On Friday the school took part in a smoking ceremony and were treated to a performance by the school's Wagambirra Dancers supported by Dinawan's Connection.

Throughout the week the students had taken part in Indigenous games during their practical PE classes.

Cowra High Cultural Youth Worker, Jared Burns, said it was important to have NAIDOC celebrations during these uncertain times.

"We had been organising this for a long time, with the setback of NAIDOC to November due to COVID it was a shame we couldn't do it in sync with that, but the show goes on," he said.

"It shows the continuation of Indigenous culture through everything.

"I enjoy showing culture with the kids of the school, they really enjoy it and the kids really enjoy performing it."

He said the school's new sculpture which depicts three panels stating "Always Was Always Will Be Wiradjuri" was an important message to deliver.

"It's a really famous saying and has been used by First Nations people for a long time," he said.

"It ties in well with the theme of NAIDOC this week, 'Always Was, Always Will Be'.

"We stand on Wiradjuri country, we get everything from Wiradjuri country and it's only right that we show that recognition."

Dinawan's Connection member, Will Ingram, said it had been fantastic to support the school's NAIDOC celebrations.

"We are always happy to be part of NAIDOC, the biggest thing about Aboriginal culture is that it's shared and is for everyone," he said.

"If everyone gets something out of it then the job of continuation is ongoing.

"It only gets better and better the more people partake."

He said Dinawan's Connection loved taking part in celebrations of Indigenous culture.

"We're always happy to help with the high school and other agencies in Cowra," he said.

"Culture is our passion and that's what we love doing, so we are always happy to give up our time to do that."

He said the school's new sculpture was a great step of recognition.

"The recognition is a big thing, it's slowly getting to the point where Aboriginal continuation of culture is going to be recognised across Australia mainstream," he said.

"Small steps but good steps in the same process."

Cowra High School Principal, Helene Hamilton, said it was an exciting time for the school.

"It's really special that we have this opportunity," she said.

"We're very proud of our Aboriginal heritage at Cowra High School, but it's also a huge sense of inclusivity where all of our kids from all different cultures come together and really appreciate and enjoy watching.

"Having that cultural awareness is also really good for our Aboriginal and non Aboriginal children and you could see that today."

She said the inclusion of Dinawan's Connection and the unveiling of the school's new sculpture brought the community into their celebrations.

"Thanks to Will and the Aboriginal education team at Cowra High School they are a fantastic family," she said.
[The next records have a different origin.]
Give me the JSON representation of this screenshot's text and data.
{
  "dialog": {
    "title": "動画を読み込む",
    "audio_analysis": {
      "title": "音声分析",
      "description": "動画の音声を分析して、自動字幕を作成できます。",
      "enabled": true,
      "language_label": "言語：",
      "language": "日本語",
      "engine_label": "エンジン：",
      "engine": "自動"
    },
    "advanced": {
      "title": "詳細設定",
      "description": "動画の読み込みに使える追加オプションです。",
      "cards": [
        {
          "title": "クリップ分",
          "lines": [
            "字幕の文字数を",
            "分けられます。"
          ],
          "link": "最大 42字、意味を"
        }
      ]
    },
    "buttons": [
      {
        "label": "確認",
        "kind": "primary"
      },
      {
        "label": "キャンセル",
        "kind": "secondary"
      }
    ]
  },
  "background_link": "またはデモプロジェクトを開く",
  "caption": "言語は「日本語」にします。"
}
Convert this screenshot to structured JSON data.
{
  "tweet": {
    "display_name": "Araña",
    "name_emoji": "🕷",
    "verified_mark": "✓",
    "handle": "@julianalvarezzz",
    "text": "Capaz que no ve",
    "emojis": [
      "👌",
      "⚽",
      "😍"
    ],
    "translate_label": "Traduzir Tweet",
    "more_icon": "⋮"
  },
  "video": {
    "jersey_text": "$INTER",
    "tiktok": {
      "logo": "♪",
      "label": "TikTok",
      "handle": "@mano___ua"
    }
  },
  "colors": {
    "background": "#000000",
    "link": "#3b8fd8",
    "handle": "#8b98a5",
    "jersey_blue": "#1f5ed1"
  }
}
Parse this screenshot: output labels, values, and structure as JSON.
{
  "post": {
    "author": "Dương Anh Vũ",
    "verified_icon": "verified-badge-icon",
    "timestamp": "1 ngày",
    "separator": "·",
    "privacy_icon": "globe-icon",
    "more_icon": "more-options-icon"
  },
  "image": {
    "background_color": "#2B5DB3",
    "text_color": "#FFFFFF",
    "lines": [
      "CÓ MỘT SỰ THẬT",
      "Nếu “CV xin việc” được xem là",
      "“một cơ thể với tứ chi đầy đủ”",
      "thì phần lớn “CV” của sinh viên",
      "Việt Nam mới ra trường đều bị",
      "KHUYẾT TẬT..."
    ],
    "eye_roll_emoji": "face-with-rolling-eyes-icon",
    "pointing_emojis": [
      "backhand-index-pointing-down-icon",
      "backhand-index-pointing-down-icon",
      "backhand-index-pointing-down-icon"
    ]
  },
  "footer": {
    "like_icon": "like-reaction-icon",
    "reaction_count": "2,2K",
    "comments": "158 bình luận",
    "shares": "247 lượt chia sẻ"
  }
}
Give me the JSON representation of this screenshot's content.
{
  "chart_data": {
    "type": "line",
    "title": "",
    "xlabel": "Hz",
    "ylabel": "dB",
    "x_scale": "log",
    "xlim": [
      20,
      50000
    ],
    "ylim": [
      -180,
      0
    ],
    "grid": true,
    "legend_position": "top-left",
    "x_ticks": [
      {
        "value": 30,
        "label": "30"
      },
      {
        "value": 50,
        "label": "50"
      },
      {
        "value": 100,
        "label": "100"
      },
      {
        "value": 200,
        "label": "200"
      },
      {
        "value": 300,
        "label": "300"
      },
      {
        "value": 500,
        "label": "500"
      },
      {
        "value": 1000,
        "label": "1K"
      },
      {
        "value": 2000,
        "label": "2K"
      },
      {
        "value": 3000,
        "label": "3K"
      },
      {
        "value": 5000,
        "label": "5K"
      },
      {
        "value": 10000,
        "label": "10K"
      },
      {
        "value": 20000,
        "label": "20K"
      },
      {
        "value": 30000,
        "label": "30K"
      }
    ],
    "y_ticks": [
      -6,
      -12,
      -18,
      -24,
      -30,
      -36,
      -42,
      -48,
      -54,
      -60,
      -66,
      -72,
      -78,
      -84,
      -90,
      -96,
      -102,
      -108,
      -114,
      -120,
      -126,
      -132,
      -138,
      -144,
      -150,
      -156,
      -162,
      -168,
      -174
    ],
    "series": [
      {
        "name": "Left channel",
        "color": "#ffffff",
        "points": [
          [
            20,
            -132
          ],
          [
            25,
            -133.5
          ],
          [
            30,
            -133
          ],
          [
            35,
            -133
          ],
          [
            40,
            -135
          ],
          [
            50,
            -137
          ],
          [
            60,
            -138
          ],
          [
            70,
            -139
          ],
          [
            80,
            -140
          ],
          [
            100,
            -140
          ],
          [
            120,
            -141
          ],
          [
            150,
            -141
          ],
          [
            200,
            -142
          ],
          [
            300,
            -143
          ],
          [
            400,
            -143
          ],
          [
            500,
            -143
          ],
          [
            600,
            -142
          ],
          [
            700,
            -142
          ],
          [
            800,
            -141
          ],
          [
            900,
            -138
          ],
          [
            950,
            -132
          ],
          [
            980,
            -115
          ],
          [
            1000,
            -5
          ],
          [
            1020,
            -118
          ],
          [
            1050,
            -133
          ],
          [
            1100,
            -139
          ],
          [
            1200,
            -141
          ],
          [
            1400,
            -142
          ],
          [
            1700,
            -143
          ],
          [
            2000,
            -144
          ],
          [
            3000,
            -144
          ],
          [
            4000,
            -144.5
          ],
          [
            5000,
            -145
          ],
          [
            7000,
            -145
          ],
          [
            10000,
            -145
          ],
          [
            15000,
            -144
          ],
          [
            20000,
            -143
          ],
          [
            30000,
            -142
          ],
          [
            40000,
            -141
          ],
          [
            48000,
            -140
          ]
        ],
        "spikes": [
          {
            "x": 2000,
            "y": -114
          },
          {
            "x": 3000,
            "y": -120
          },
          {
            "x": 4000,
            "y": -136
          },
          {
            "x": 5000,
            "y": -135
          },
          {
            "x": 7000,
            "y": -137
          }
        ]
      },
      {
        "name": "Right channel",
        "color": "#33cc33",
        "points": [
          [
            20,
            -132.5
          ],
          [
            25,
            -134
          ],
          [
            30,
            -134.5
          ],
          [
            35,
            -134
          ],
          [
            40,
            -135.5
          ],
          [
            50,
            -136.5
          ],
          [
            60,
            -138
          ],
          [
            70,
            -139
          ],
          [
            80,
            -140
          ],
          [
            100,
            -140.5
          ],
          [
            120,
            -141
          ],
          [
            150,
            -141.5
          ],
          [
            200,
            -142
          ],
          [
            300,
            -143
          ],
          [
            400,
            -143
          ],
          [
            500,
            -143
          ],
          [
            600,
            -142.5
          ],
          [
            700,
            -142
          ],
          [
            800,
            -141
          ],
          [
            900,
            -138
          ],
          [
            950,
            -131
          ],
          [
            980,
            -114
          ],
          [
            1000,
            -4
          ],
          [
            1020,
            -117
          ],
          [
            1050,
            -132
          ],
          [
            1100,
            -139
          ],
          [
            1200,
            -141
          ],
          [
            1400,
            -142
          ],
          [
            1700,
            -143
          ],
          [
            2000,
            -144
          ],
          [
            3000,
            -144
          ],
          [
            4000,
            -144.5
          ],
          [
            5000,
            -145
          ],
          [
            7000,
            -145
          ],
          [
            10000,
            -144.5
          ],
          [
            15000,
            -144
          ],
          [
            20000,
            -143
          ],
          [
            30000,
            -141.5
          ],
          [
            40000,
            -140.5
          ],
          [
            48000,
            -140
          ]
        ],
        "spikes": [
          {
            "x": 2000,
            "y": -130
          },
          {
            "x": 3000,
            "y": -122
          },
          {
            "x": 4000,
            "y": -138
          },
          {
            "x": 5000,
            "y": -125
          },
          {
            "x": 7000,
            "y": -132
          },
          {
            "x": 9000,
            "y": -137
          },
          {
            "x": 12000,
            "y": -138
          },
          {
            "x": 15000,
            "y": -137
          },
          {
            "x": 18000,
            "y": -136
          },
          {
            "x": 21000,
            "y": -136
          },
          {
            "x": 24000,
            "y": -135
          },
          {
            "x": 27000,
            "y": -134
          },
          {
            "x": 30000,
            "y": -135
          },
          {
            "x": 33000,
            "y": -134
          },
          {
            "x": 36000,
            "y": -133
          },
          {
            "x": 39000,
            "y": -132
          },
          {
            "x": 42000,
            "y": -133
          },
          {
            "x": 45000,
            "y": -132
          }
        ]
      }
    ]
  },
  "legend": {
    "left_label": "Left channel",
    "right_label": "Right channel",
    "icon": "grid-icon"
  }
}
"That helps create the Cowra High School family and shows that public education prides itself on inclusivity.

"Once we can get community to come back on school grounds it will be very exciting times and we can have them part of our learning."